Similarly, Roatán has adopted the dollar in most of its tourist establishments – Honduran lempira can be spent but most prices are given in dollars primarily.
The cost of accommodation and food is in line with higher income countries, however standards are extremely high.
Roatán is not blighted by the gangs that operate on the mainland, but security is still taken seriously on the island.
Police patrol the beaches at night and the larger hotels all have their own security.
Heading out of the resorts, Gumbalimba park is one quick and simple way to experience some of the island’s animals.
The nature reserve is home to monkeys and exotic birds, including some very friendly macaws and the agoutis (or island rabbits).
Legend has it that Roatán got its name from pirates seeing the rat like agoutis and naming the island Rat Island, which eventually evolved into the ‘Roatán’ we use to this day.
Kid friendly, you can walk over the turtle lake, check out the iguanas, make friends with monkeys, and then zip wire through the lush rainforest - it’s a great day out.
Whereas El Salvador can be a little rough and ready, Roatán is sat on the other end of the spectrum; all my tourist needs are catered for, before I even know they were needs.
In combination, the two places made for an unforgettable vacation experience, and I can’t wait to return to Central America to see more of what is on offer.
The Central American Tourism Agency is the promotional agency for the seven Central America countries - Belize, Costa Rica, El Salvador, Guatemala, Honduras, Panama and Nicaragua.

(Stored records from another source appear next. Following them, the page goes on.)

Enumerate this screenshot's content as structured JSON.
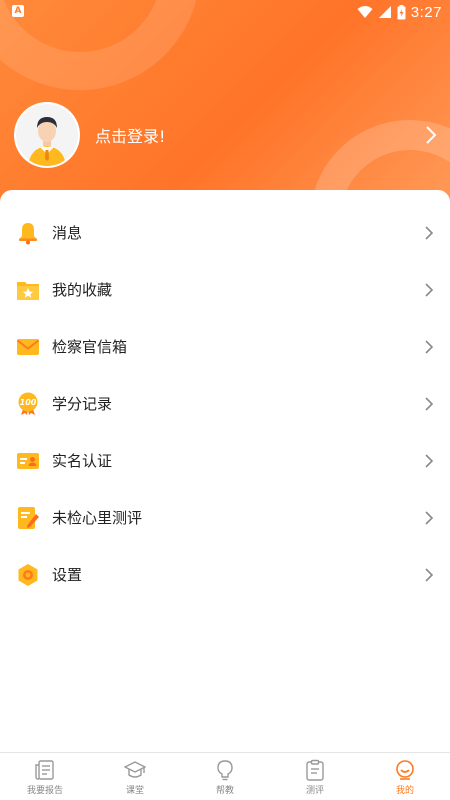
{
  "status_bar": {
    "time": "3:27",
    "notification_badge": "A",
    "icons": [
      "wifi-icon",
      "signal-icon",
      "battery-icon"
    ]
  },
  "profile": {
    "login_prompt": "点击登录!"
  },
  "menu": [
    {
      "label": "消息",
      "icon": "bell-icon"
    },
    {
      "label": "我的收藏",
      "icon": "star-folder-icon"
    },
    {
      "label": "检察官信箱",
      "icon": "mail-icon"
    },
    {
      "label": "学分记录",
      "icon": "score-100-icon"
    },
    {
      "label": "实名认证",
      "icon": "id-card-icon"
    },
    {
      "label": "未检心里测评",
      "icon": "note-edit-icon"
    },
    {
      "label": "设置",
      "icon": "gear-icon"
    }
  ],
  "bottom_nav": [
    {
      "label": "我要报告",
      "icon": "report-icon",
      "active": false
    },
    {
      "label": "课堂",
      "icon": "graduation-cap-icon",
      "active": false
    },
    {
      "label": "帮教",
      "icon": "lightbulb-icon",
      "active": false
    },
    {
      "label": "测评",
      "icon": "clipboard-icon",
      "active": false
    },
    {
      "label": "我的",
      "icon": "smile-face-icon",
      "active": true
    }
  ],
  "colors": {
    "accent": "#ff7a1e",
    "header_start": "#ff8a3a",
    "header_end": "#ff9a58",
    "icon_yellow": "#ffb81e",
    "icon_orange": "#ff6a1e",
    "inactive_nav": "#888888"
  }
}
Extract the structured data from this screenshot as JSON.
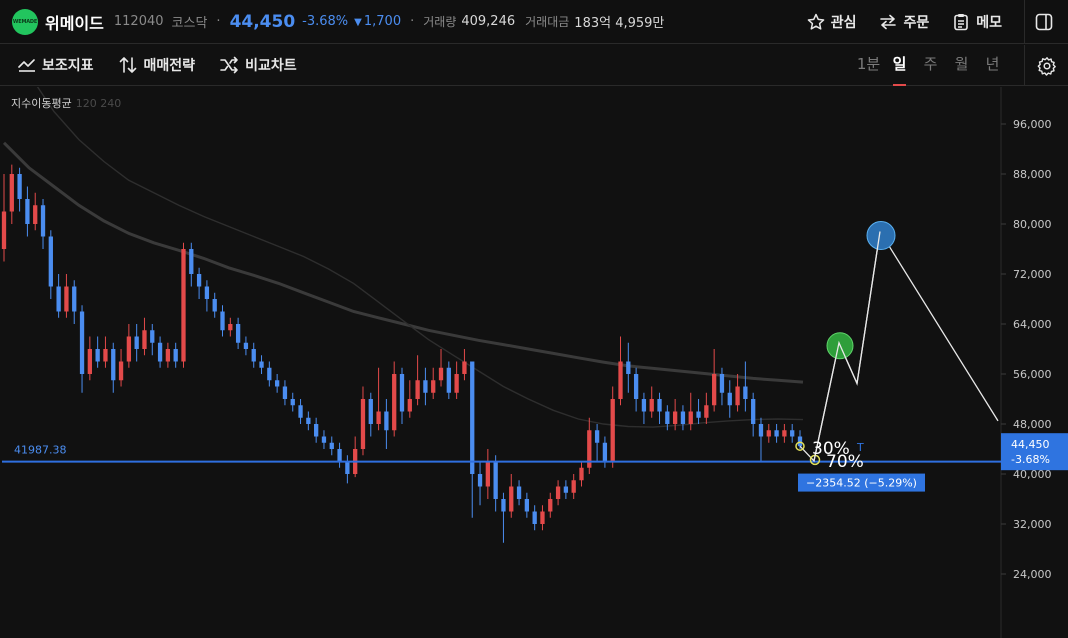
{
  "header": {
    "logo_text": "WEMADE",
    "name": "위메이드",
    "code": "112040",
    "market": "코스닥",
    "price": "44,450",
    "change_rate": "-3.68%",
    "change_arrow": "▼",
    "change_amount": "1,700",
    "volume_label": "거래량",
    "volume": "409,246",
    "turnover_label": "거래대금",
    "turnover": "183억 4,959만",
    "actions": {
      "watch": "관심",
      "order": "주문",
      "memo": "메모"
    }
  },
  "toolbar": {
    "indicators": "보조지표",
    "strategy": "매매전략",
    "compare": "비교차트",
    "periods": [
      "1분",
      "일",
      "주",
      "월",
      "년"
    ],
    "active_period": "일"
  },
  "colors": {
    "up": "#e34a4a",
    "down": "#4b8df0",
    "background": "#111111",
    "hline": "#2f6fe0",
    "ma_long": "#3a3a3a",
    "wave_green": "#2e9e3a",
    "wave_blue": "#2b6fb0"
  },
  "chart_data": {
    "type": "candlestick",
    "legend": {
      "title": "지수이동평균",
      "periods": "120 240"
    },
    "y_axis": {
      "ticks": [
        "96,000",
        "88,000",
        "80,000",
        "72,000",
        "64,000",
        "56,000",
        "48,000",
        "40,000",
        "32,000",
        "24,000"
      ],
      "tick_values": [
        96000,
        88000,
        80000,
        72000,
        64000,
        56000,
        48000,
        40000,
        32000,
        24000
      ],
      "range": [
        20000,
        100000
      ]
    },
    "current_price": {
      "value": 44450,
      "label": "44,450",
      "change": "-3.68%"
    },
    "horizontal_line": {
      "value": 41987.38,
      "label": "41987.38"
    },
    "measure_label": "−2354.52 (−5.29%)",
    "fib_labels": [
      "30%",
      "70%"
    ],
    "projection_path": [
      44450,
      42100,
      61000,
      54500,
      78800,
      48500
    ],
    "ma120": [
      93000,
      89000,
      86000,
      83000,
      80500,
      78500,
      77000,
      75800,
      74500,
      73000,
      71800,
      70500,
      69000,
      67500,
      66000,
      65000,
      64000,
      63000,
      62200,
      61400,
      60700,
      60000,
      59300,
      58600,
      57900,
      57300,
      56900,
      56500,
      56100,
      55700,
      55300,
      55000,
      54700
    ],
    "ma240": [
      112000,
      104000,
      98000,
      93500,
      90000,
      87000,
      85000,
      83000,
      81200,
      79600,
      78000,
      76400,
      74800,
      72800,
      70500,
      67500,
      64500,
      61500,
      59000,
      56500,
      54000,
      52000,
      50200,
      48800,
      48000,
      47600,
      47500,
      47800,
      48200,
      48500,
      48700,
      48800,
      48700
    ],
    "candles": [
      [
        76000,
        82000,
        88000,
        74000
      ],
      [
        82000,
        88000,
        89500,
        80000
      ],
      [
        88000,
        84000,
        89000,
        82000
      ],
      [
        84000,
        80000,
        86000,
        78000
      ],
      [
        80000,
        83000,
        85000,
        79000
      ],
      [
        83000,
        78000,
        84000,
        76000
      ],
      [
        78000,
        70000,
        79000,
        68000
      ],
      [
        70000,
        66000,
        72000,
        65000
      ],
      [
        66000,
        70000,
        72000,
        65000
      ],
      [
        70000,
        66000,
        71000,
        64000
      ],
      [
        66000,
        56000,
        67000,
        53000
      ],
      [
        56000,
        60000,
        62000,
        55000
      ],
      [
        60000,
        58000,
        62000,
        57000
      ],
      [
        58000,
        60000,
        62000,
        57000
      ],
      [
        60000,
        55000,
        61000,
        53000
      ],
      [
        55000,
        58000,
        60000,
        54000
      ],
      [
        58000,
        62000,
        64000,
        57000
      ],
      [
        62000,
        60000,
        64000,
        58000
      ],
      [
        60000,
        63000,
        65000,
        59000
      ],
      [
        63000,
        61000,
        64000,
        59000
      ],
      [
        61000,
        58000,
        62000,
        57000
      ],
      [
        58000,
        60000,
        61000,
        57000
      ],
      [
        60000,
        58000,
        61000,
        57000
      ],
      [
        58000,
        76000,
        77000,
        57000
      ],
      [
        76000,
        72000,
        77000,
        70000
      ],
      [
        72000,
        70000,
        73000,
        68000
      ],
      [
        70000,
        68000,
        71000,
        66000
      ],
      [
        68000,
        66000,
        69000,
        65000
      ],
      [
        66000,
        63000,
        67000,
        62000
      ],
      [
        63000,
        64000,
        65000,
        62000
      ],
      [
        64000,
        61000,
        65000,
        60000
      ],
      [
        61000,
        60000,
        62000,
        59000
      ],
      [
        60000,
        58000,
        61000,
        57000
      ],
      [
        58000,
        57000,
        59000,
        56000
      ],
      [
        57000,
        55000,
        58000,
        54000
      ],
      [
        55000,
        54000,
        56000,
        53000
      ],
      [
        54000,
        52000,
        55000,
        51000
      ],
      [
        52000,
        51000,
        53000,
        50000
      ],
      [
        51000,
        49000,
        52000,
        48000
      ],
      [
        49000,
        48000,
        50000,
        47000
      ],
      [
        48000,
        46000,
        49000,
        45000
      ],
      [
        46000,
        45000,
        47000,
        44000
      ],
      [
        45000,
        44000,
        46000,
        43000
      ],
      [
        44000,
        42000,
        45000,
        41000
      ],
      [
        42000,
        40000,
        43000,
        38500
      ],
      [
        40000,
        44000,
        46000,
        39500
      ],
      [
        44000,
        52000,
        54000,
        43000
      ],
      [
        52000,
        48000,
        53000,
        46000
      ],
      [
        48000,
        50000,
        57000,
        47000
      ],
      [
        50000,
        47000,
        52000,
        44000
      ],
      [
        47000,
        56000,
        58000,
        46000
      ],
      [
        56000,
        50000,
        57000,
        48000
      ],
      [
        50000,
        52000,
        55000,
        49000
      ],
      [
        52000,
        55000,
        59000,
        51000
      ],
      [
        55000,
        53000,
        57000,
        51000
      ],
      [
        53000,
        55000,
        57000,
        52000
      ],
      [
        55000,
        57000,
        60000,
        54000
      ],
      [
        57000,
        53000,
        58000,
        52000
      ],
      [
        53000,
        56000,
        58000,
        52000
      ],
      [
        56000,
        58000,
        60000,
        55000
      ],
      [
        58000,
        40000,
        58000,
        33000
      ],
      [
        40000,
        38000,
        42000,
        35000
      ],
      [
        38000,
        42000,
        44000,
        36000
      ],
      [
        42000,
        36000,
        43000,
        34000
      ],
      [
        36000,
        34000,
        37000,
        29000
      ],
      [
        34000,
        38000,
        40000,
        33000
      ],
      [
        38000,
        36000,
        39000,
        35000
      ],
      [
        36000,
        34000,
        37000,
        33000
      ],
      [
        34000,
        32000,
        35000,
        31000
      ],
      [
        32000,
        34000,
        35000,
        31000
      ],
      [
        34000,
        36000,
        37000,
        33000
      ],
      [
        36000,
        38000,
        39000,
        35000
      ],
      [
        38000,
        37000,
        39000,
        36000
      ],
      [
        37000,
        39000,
        40000,
        36000
      ],
      [
        39000,
        41000,
        42000,
        38000
      ],
      [
        41000,
        47000,
        49000,
        40000
      ],
      [
        47000,
        45000,
        48000,
        42000
      ],
      [
        45000,
        42000,
        46000,
        41000
      ],
      [
        42000,
        52000,
        54000,
        41000
      ],
      [
        52000,
        58000,
        62000,
        51000
      ],
      [
        58000,
        56000,
        61000,
        53000
      ],
      [
        56000,
        52000,
        57000,
        50000
      ],
      [
        52000,
        50000,
        53000,
        48000
      ],
      [
        50000,
        52000,
        54000,
        49000
      ],
      [
        52000,
        50000,
        53000,
        48000
      ],
      [
        50000,
        48000,
        51000,
        47000
      ],
      [
        48000,
        50000,
        52000,
        47000
      ],
      [
        50000,
        48000,
        51000,
        47000
      ],
      [
        48000,
        50000,
        53000,
        47000
      ],
      [
        50000,
        49000,
        52000,
        48000
      ],
      [
        49000,
        51000,
        53000,
        48000
      ],
      [
        51000,
        56000,
        60000,
        50000
      ],
      [
        56000,
        53000,
        57000,
        51000
      ],
      [
        53000,
        51000,
        55000,
        49000
      ],
      [
        51000,
        54000,
        56000,
        50000
      ],
      [
        54000,
        52000,
        58000,
        50000
      ],
      [
        52000,
        48000,
        53000,
        46000
      ],
      [
        48000,
        46000,
        49000,
        42000
      ],
      [
        46000,
        47000,
        48000,
        45000
      ],
      [
        47000,
        46000,
        48000,
        45000
      ],
      [
        46000,
        47000,
        48000,
        45000
      ],
      [
        47000,
        46000,
        48000,
        45000
      ],
      [
        46000,
        44450,
        47000,
        44000
      ]
    ]
  }
}
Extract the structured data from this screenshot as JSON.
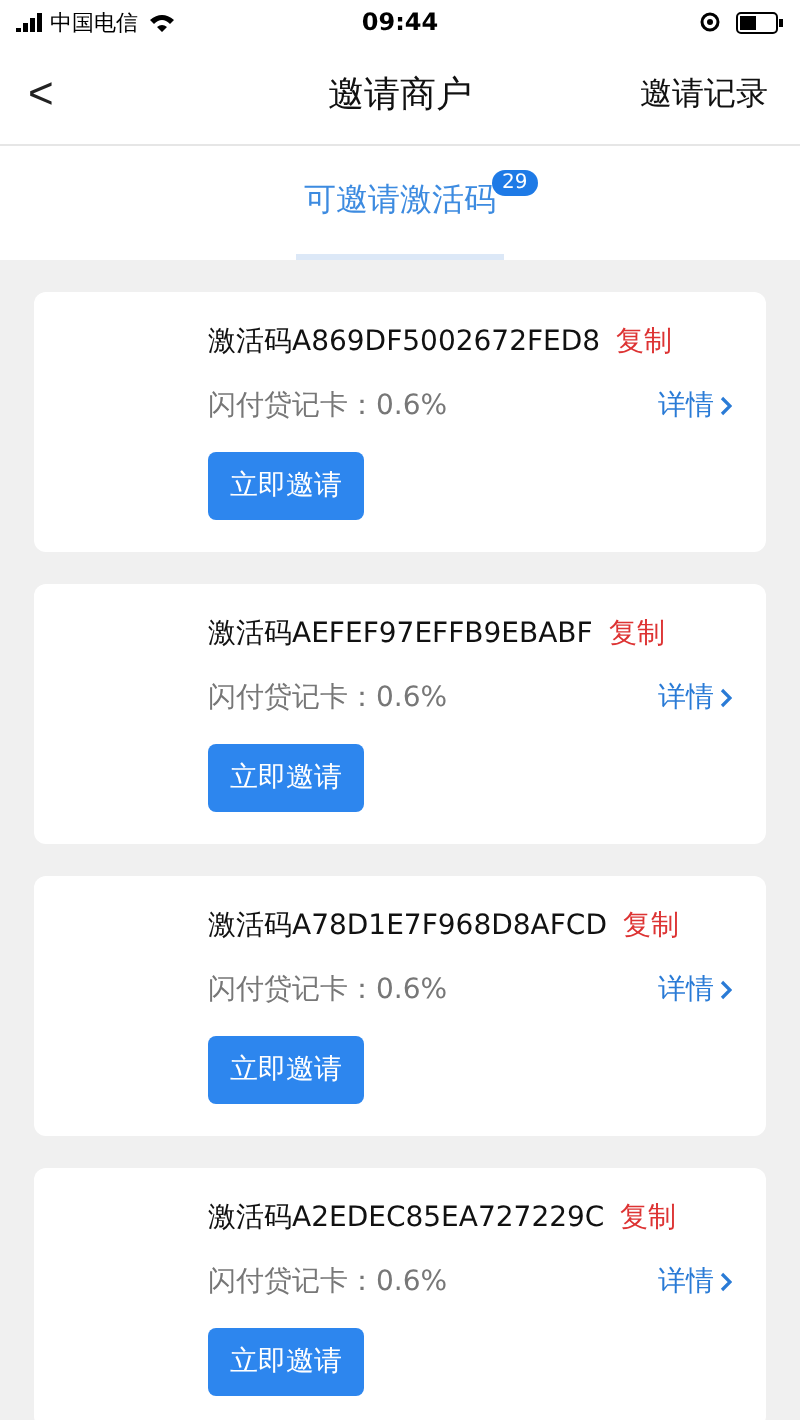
{
  "status_bar": {
    "carrier": "中国电信",
    "time": "09:44"
  },
  "nav": {
    "back": "<",
    "title": "邀请商户",
    "action": "邀请记录"
  },
  "tabs": [
    {
      "label": "可邀请激活码",
      "badge": "29",
      "selected": true
    }
  ],
  "cards": [
    {
      "code": "激活码A869DF5002672FED8",
      "copy": "复制",
      "rate": "闪付贷记卡：0.6%",
      "detail": "详情",
      "button": "立即邀请"
    },
    {
      "code": "激活码AEFEF97EFFB9EBABF",
      "copy": "复制",
      "rate": "闪付贷记卡：0.6%",
      "detail": "详情",
      "button": "立即邀请"
    },
    {
      "code": "激活码A78D1E7F968D8AFCD",
      "copy": "复制",
      "rate": "闪付贷记卡：0.6%",
      "detail": "详情",
      "button": "立即邀请"
    },
    {
      "code": "激活码A2EDEC85EA727229C",
      "copy": "复制",
      "rate": "闪付贷记卡：0.6%",
      "detail": "详情",
      "button": "立即邀请"
    }
  ]
}
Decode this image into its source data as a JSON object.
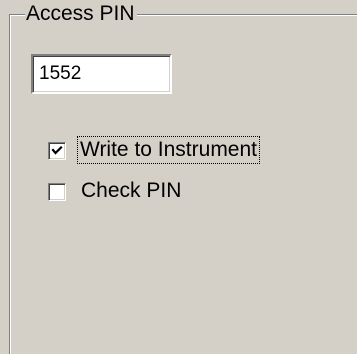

Find out more on the official website.
Words and images: Eleanor Hawkins